» **Records to use**
★ ★ ★ ★ ★
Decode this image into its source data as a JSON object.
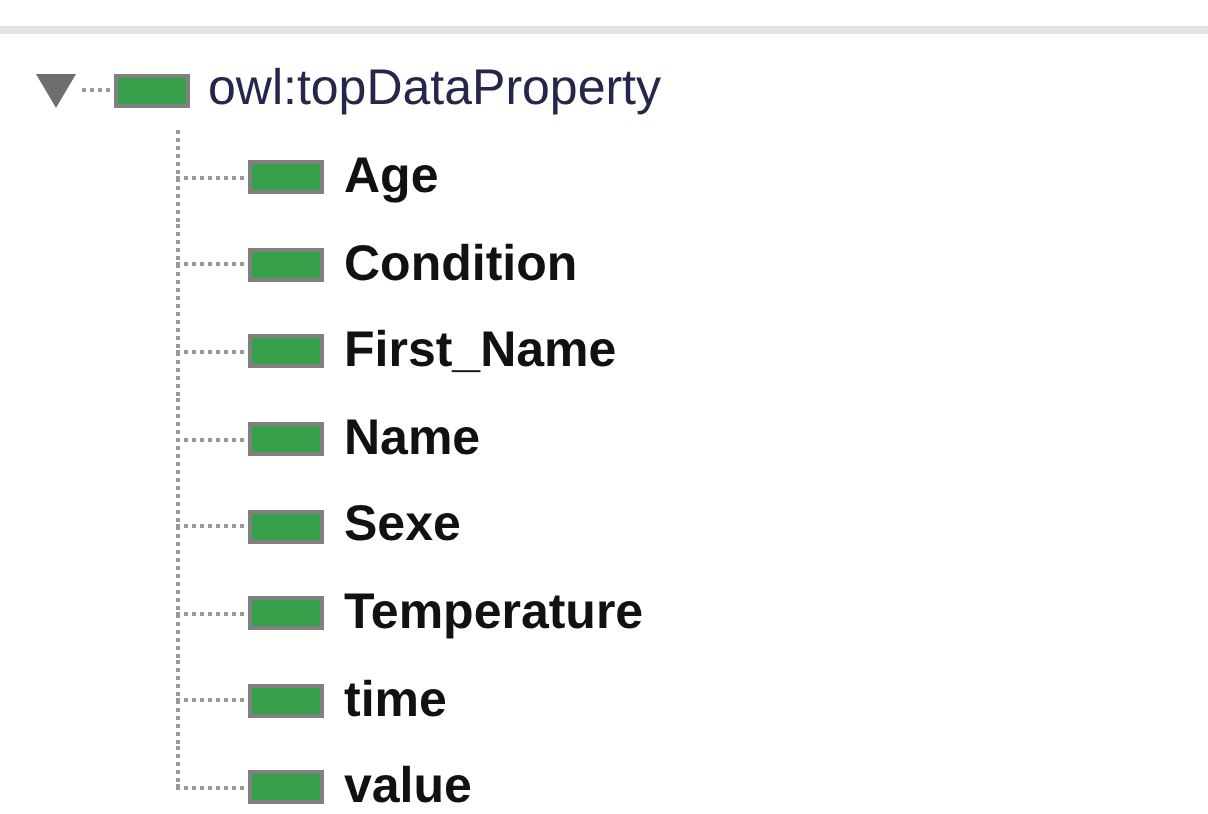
{
  "tree": [
    {
      "label": "owl:topDataProperty",
      "expanded": true,
      "children": [
        {
          "label": "Age"
        },
        {
          "label": "Condition"
        },
        {
          "label": "First_Name"
        },
        {
          "label": "Name"
        },
        {
          "label": "Sexe"
        },
        {
          "label": "Temperature"
        },
        {
          "label": "time"
        },
        {
          "label": "value"
        }
      ]
    }
  ]
}
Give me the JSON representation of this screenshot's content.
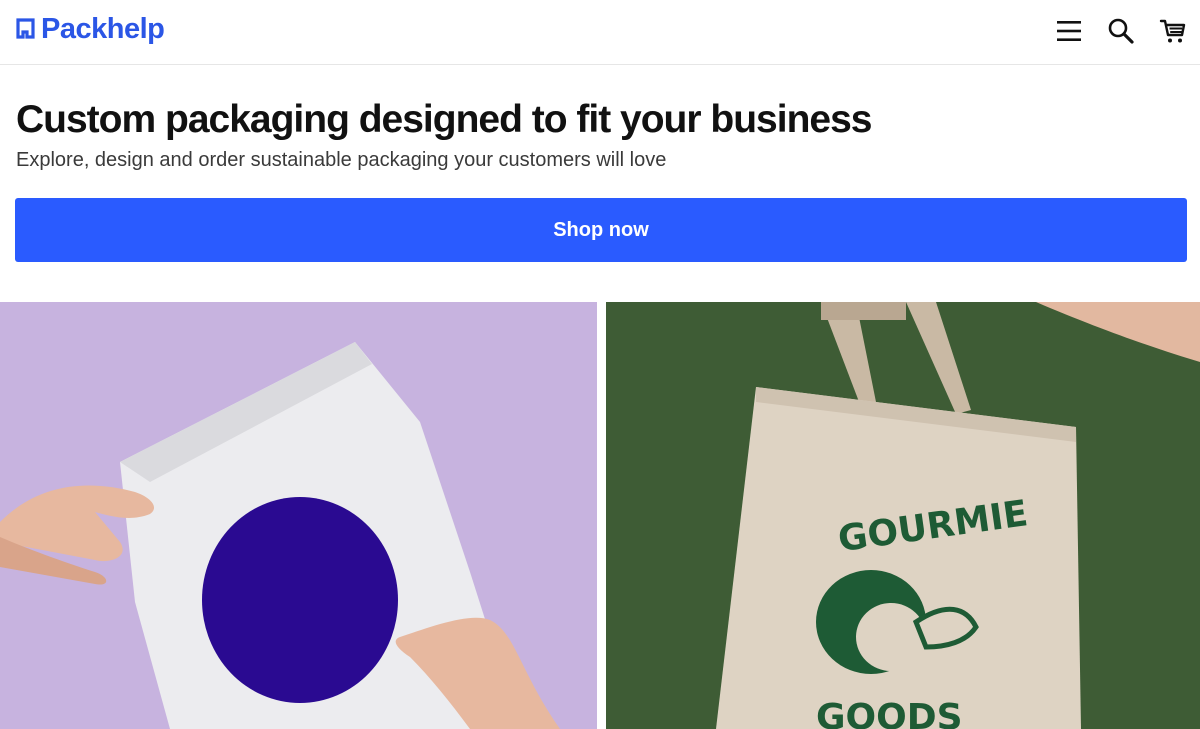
{
  "header": {
    "logo_text": "Packhelp",
    "brand_color": "#2b56e6",
    "icons": [
      "menu-icon",
      "search-icon",
      "cart-icon"
    ]
  },
  "hero": {
    "title": "Custom packaging designed to fit your business",
    "subtitle": "Explore, design and order sustainable packaging your customers will love",
    "cta_label": "Shop now",
    "cta_color": "#2a5bff"
  },
  "tiles": [
    {
      "name": "mailer-bag-photo",
      "background": "#c7b3df"
    },
    {
      "name": "tote-bag-photo",
      "background": "#3e5c35",
      "print_text_top": "GOURMIE",
      "print_text_bottom": "GOODS"
    }
  ]
}
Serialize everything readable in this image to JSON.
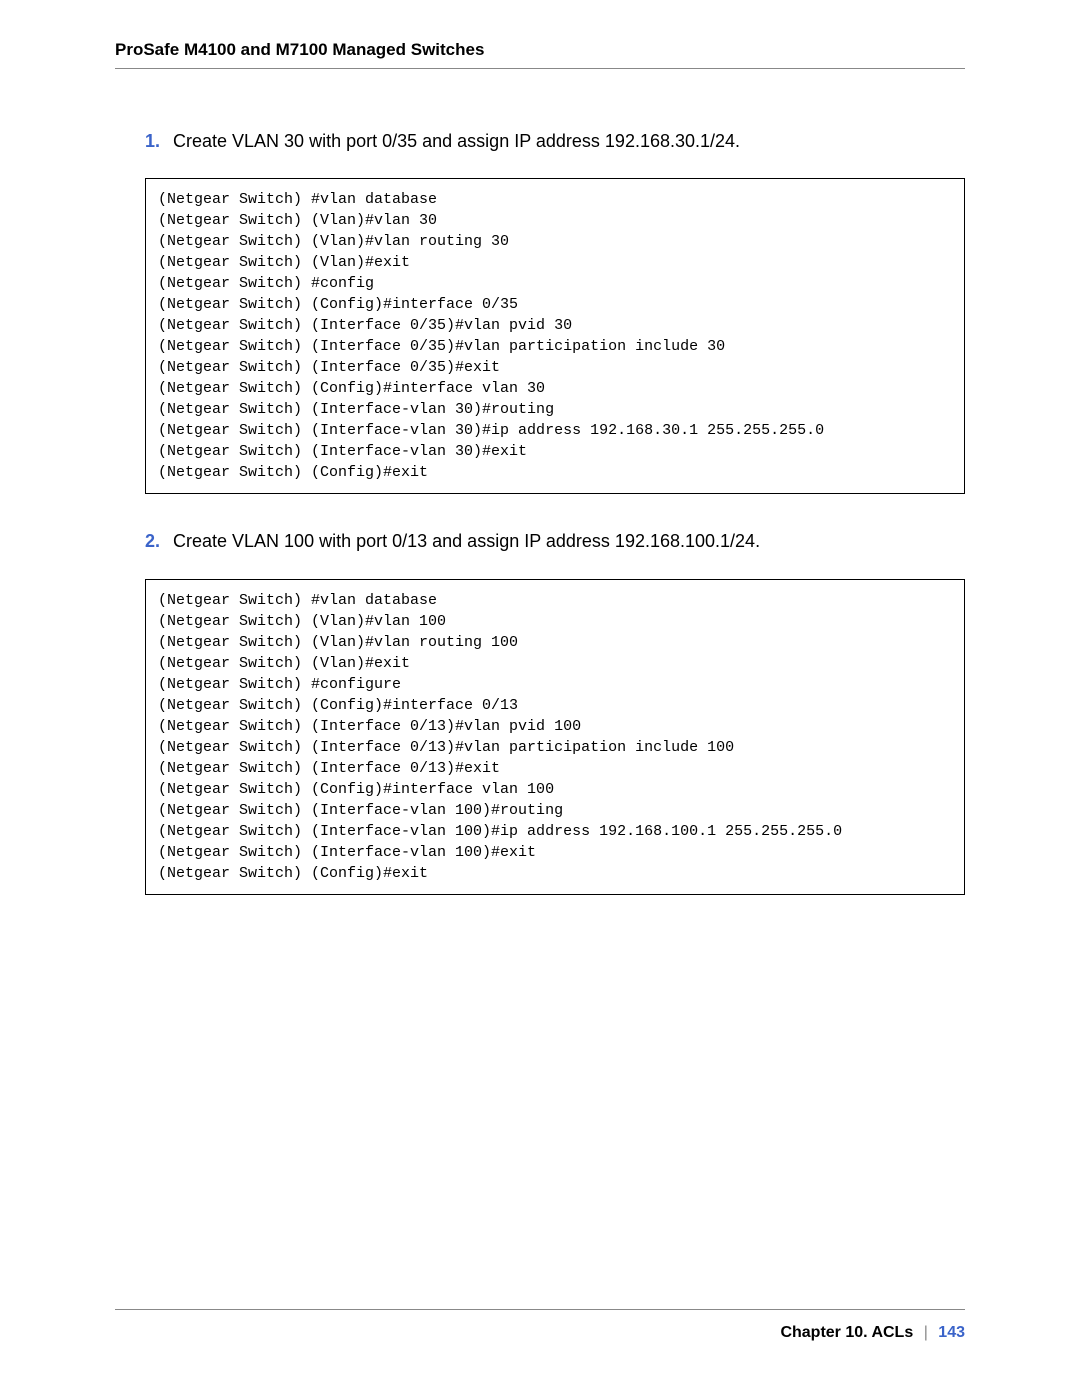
{
  "header": {
    "title": "ProSafe M4100 and M7100 Managed Switches"
  },
  "step1": {
    "number": "1.",
    "text": "Create VLAN 30 with port 0/35 and assign IP address 192.168.30.1/24.",
    "code": "(Netgear Switch) #vlan database\n(Netgear Switch) (Vlan)#vlan 30\n(Netgear Switch) (Vlan)#vlan routing 30\n(Netgear Switch) (Vlan)#exit\n(Netgear Switch) #config\n(Netgear Switch) (Config)#interface 0/35\n(Netgear Switch) (Interface 0/35)#vlan pvid 30\n(Netgear Switch) (Interface 0/35)#vlan participation include 30\n(Netgear Switch) (Interface 0/35)#exit\n(Netgear Switch) (Config)#interface vlan 30\n(Netgear Switch) (Interface-vlan 30)#routing\n(Netgear Switch) (Interface-vlan 30)#ip address 192.168.30.1 255.255.255.0\n(Netgear Switch) (Interface-vlan 30)#exit\n(Netgear Switch) (Config)#exit"
  },
  "step2": {
    "number": "2.",
    "text": "Create VLAN 100 with port 0/13 and assign IP address 192.168.100.1/24.",
    "code": "(Netgear Switch) #vlan database\n(Netgear Switch) (Vlan)#vlan 100\n(Netgear Switch) (Vlan)#vlan routing 100\n(Netgear Switch) (Vlan)#exit\n(Netgear Switch) #configure\n(Netgear Switch) (Config)#interface 0/13\n(Netgear Switch) (Interface 0/13)#vlan pvid 100\n(Netgear Switch) (Interface 0/13)#vlan participation include 100\n(Netgear Switch) (Interface 0/13)#exit\n(Netgear Switch) (Config)#interface vlan 100\n(Netgear Switch) (Interface-vlan 100)#routing\n(Netgear Switch) (Interface-vlan 100)#ip address 192.168.100.1 255.255.255.0\n(Netgear Switch) (Interface-vlan 100)#exit\n(Netgear Switch) (Config)#exit"
  },
  "footer": {
    "chapter": "Chapter 10.  ACLs",
    "separator": "|",
    "page_number": "143"
  }
}
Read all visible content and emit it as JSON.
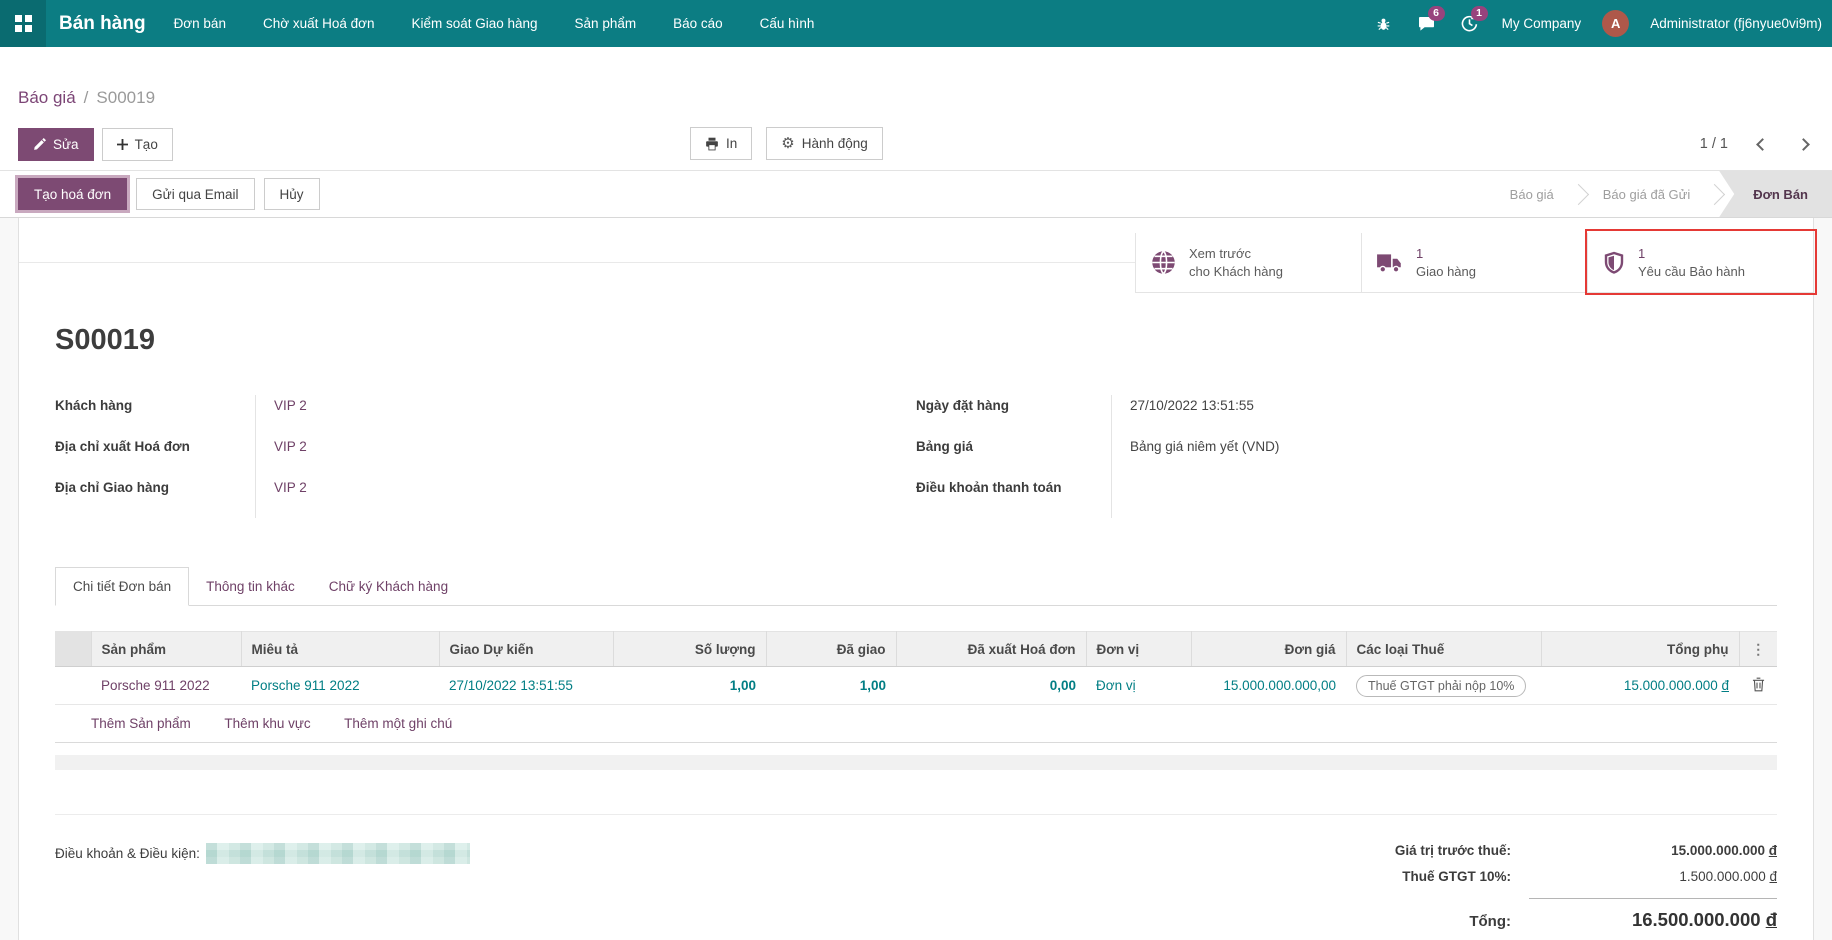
{
  "navbar": {
    "app_name": "Bán hàng",
    "menu_items": [
      "Đơn bán",
      "Chờ xuất Hoá đơn",
      "Kiểm soát Giao hàng",
      "Sản phẩm",
      "Báo cáo",
      "Cấu hình"
    ],
    "badges": {
      "messages": "6",
      "activities": "1"
    },
    "company": "My Company",
    "avatar_letter": "A",
    "user_name": "Administrator (fj6nyue0vi9m)"
  },
  "breadcrumb": {
    "parent": "Báo giá",
    "separator": "/",
    "current": "S00019"
  },
  "control_panel": {
    "edit_label": "Sửa",
    "create_label": "Tạo",
    "print_label": "In",
    "action_label": "Hành động",
    "pager_text": "1 / 1"
  },
  "statusbar": {
    "buttons": [
      "Tạo hoá đơn",
      "Gửi qua Email",
      "Hủy"
    ],
    "stages": [
      {
        "label": "Báo giá",
        "active": false
      },
      {
        "label": "Báo giá đã Gửi",
        "active": false
      },
      {
        "label": "Đơn Bán",
        "active": true
      }
    ]
  },
  "smart_buttons": {
    "preview": {
      "line1": "Xem trước",
      "line2": "cho Khách hàng"
    },
    "delivery": {
      "value": "1",
      "label": "Giao hàng"
    },
    "warranty": {
      "value": "1",
      "label": "Yêu cầu Bảo hành"
    }
  },
  "order": {
    "title": "S00019",
    "fields": {
      "customer": {
        "label": "Khách hàng",
        "value": "VIP 2"
      },
      "invoice_address": {
        "label": "Địa chỉ xuất Hoá đơn",
        "value": "VIP 2"
      },
      "delivery_address": {
        "label": "Địa chỉ Giao hàng",
        "value": "VIP 2"
      },
      "order_date": {
        "label": "Ngày đặt hàng",
        "value": "27/10/2022 13:51:55"
      },
      "pricelist": {
        "label": "Bảng giá",
        "value": "Bảng giá niêm yết (VND)"
      },
      "payment_terms": {
        "label": "Điều khoản thanh toán",
        "value": ""
      }
    }
  },
  "tabs": [
    {
      "label": "Chi tiết Đơn bán",
      "active": true
    },
    {
      "label": "Thông tin khác",
      "active": false
    },
    {
      "label": "Chữ ký Khách hàng",
      "active": false
    }
  ],
  "table": {
    "headers": [
      "Sản phẩm",
      "Miêu tả",
      "Giao Dự kiến",
      "Số lượng",
      "Đã giao",
      "Đã xuất Hoá đơn",
      "Đơn vị",
      "Đơn giá",
      "Các loại Thuế",
      "Tổng phụ"
    ],
    "row": {
      "product": "Porsche 911 2022",
      "description": "Porsche 911 2022",
      "expected_delivery": "27/10/2022 13:51:55",
      "quantity": "1,00",
      "delivered": "1,00",
      "invoiced": "0,00",
      "uom": "Đơn vị",
      "unit_price": "15.000.000.000,00",
      "taxes": "Thuế GTGT phải nộp 10%",
      "subtotal": "15.000.000.000",
      "currency": "đ"
    },
    "footer_links": [
      "Thêm Sản phẩm",
      "Thêm khu vực",
      "Thêm một ghi chú"
    ]
  },
  "terms": {
    "label": "Điều khoản & Điều kiện:"
  },
  "totals": {
    "untaxed": {
      "label": "Giá trị trước thuế:",
      "value": "15.000.000.000",
      "currency": "đ"
    },
    "tax": {
      "label": "Thuế GTGT 10%:",
      "value": "1.500.000.000",
      "currency": "đ"
    },
    "total": {
      "label": "Tổng:",
      "value": "16.500.000.000",
      "currency": "đ"
    }
  },
  "icons": {
    "gear": "⚙",
    "ellipsis_v": "⋮"
  }
}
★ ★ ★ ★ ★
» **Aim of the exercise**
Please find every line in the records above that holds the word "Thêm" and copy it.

» **Response box**
      "Thêm Sản phẩm",
      "Thêm khu vực",
      "Thêm một ghi chú"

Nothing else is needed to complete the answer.